Nkechi Feaster’s story begins like those of so many other victims of the Great Recession. After she was laid off from her job at a law firm in 2007, work became increasingly difficult to come by. Three times over the next four years, she was hired, and three times she was laid off. Then the hiring stopped altogether. Even the temp jobs dried up.
“Everything just stopped, basically,” she says. “The interviewing was really sporadic. The hiring wasn’t happening.”
Feaster fell behind on her rent, was evicted from her apartment, and landed, with her teenage son, at the family shelter at the former D.C. General Hospital. They spent 11 months there, during which time her son graduated from high school and was admitted to Michigan State University. Then the city tossed her a lifeline.
The city’s primary tool for placing homeless families into homes is a program called rapid rehousing. Rather than becoming permanent recipients of subsidy vouchers, rapid rehousing participants receive rental assistance for just a short period of time: a guaranteed four months, with possible extensions for up to a year or more. After that, the subsidy stops, and the family continues to pay rent on its own. Instead of a crutch, the family gets a leg up to help it support itself.
But for Feaster and many other rapid rehousing participants, self-sufficiency at a time of increasingly unaffordable housing is a longshot. When Feaster was placed into an apartment through the program in 2012—her son had just left for college—she had been unemployed for three years and was doubtful she’d be able to pay her own way when the city cut off her subsidy.
“I did not want rapid rehousing, because that was my longest layoff,” Feaster says. “And I was thinking, if I’ve been laid off this long, what am I going to find in four months before I have to pay market-rate rent again?”
Feaster did receive an extension of her rapid rehousing subsidy, but since she found a job at a nonprofit, the city determined that she could support herself and set a May 1 end date for her subsidy. The trouble is that her part-time job is on a contract basis. Her initial six-month contract was extended, but her current contract expires on the same day as her subsidy. After that, she has no idea if she’ll have any source of income. If she’s out of work, she’ll file for unemployment, but she doubts it’ll be enough to cover her $950-a-month rent and other expenses.
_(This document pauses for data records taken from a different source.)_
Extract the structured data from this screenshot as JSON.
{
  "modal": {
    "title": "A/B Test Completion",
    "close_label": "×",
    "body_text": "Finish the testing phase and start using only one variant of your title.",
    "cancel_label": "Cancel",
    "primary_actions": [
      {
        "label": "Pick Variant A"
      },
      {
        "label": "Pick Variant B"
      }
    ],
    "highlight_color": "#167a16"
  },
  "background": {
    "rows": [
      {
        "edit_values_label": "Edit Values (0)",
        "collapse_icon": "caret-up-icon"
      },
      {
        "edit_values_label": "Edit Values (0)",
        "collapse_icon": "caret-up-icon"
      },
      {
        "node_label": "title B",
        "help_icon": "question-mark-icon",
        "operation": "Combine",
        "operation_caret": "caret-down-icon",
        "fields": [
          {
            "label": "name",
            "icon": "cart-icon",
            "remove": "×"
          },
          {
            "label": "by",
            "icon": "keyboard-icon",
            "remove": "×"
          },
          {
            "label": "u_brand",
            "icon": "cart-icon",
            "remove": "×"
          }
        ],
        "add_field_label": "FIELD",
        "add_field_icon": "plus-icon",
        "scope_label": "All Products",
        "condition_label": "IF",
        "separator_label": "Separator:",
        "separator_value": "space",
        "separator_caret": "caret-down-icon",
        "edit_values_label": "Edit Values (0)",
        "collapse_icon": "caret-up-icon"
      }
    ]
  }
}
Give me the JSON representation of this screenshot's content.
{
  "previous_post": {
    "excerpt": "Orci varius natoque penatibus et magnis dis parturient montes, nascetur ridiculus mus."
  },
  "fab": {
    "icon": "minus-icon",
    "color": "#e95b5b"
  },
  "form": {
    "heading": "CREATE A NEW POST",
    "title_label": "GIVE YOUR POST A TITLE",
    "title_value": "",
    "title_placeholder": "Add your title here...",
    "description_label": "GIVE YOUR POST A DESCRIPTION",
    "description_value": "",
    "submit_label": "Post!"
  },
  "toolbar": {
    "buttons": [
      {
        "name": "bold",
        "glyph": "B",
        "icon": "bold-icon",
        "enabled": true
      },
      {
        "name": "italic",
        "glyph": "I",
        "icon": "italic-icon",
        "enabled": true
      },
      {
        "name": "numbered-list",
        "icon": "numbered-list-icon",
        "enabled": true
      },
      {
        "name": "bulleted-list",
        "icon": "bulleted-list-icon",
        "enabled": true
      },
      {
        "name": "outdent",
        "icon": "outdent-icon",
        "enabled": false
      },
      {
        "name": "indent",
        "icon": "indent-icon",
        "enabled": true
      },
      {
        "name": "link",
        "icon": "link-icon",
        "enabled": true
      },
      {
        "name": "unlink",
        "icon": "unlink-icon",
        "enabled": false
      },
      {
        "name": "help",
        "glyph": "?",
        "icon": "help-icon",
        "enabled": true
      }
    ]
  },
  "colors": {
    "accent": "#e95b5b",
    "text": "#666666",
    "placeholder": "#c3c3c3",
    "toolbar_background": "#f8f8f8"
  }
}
“That’s the part I don’t get,” Feaster says. “When you get a little bit of money, they say fine, you’re OK, you’re on your own.”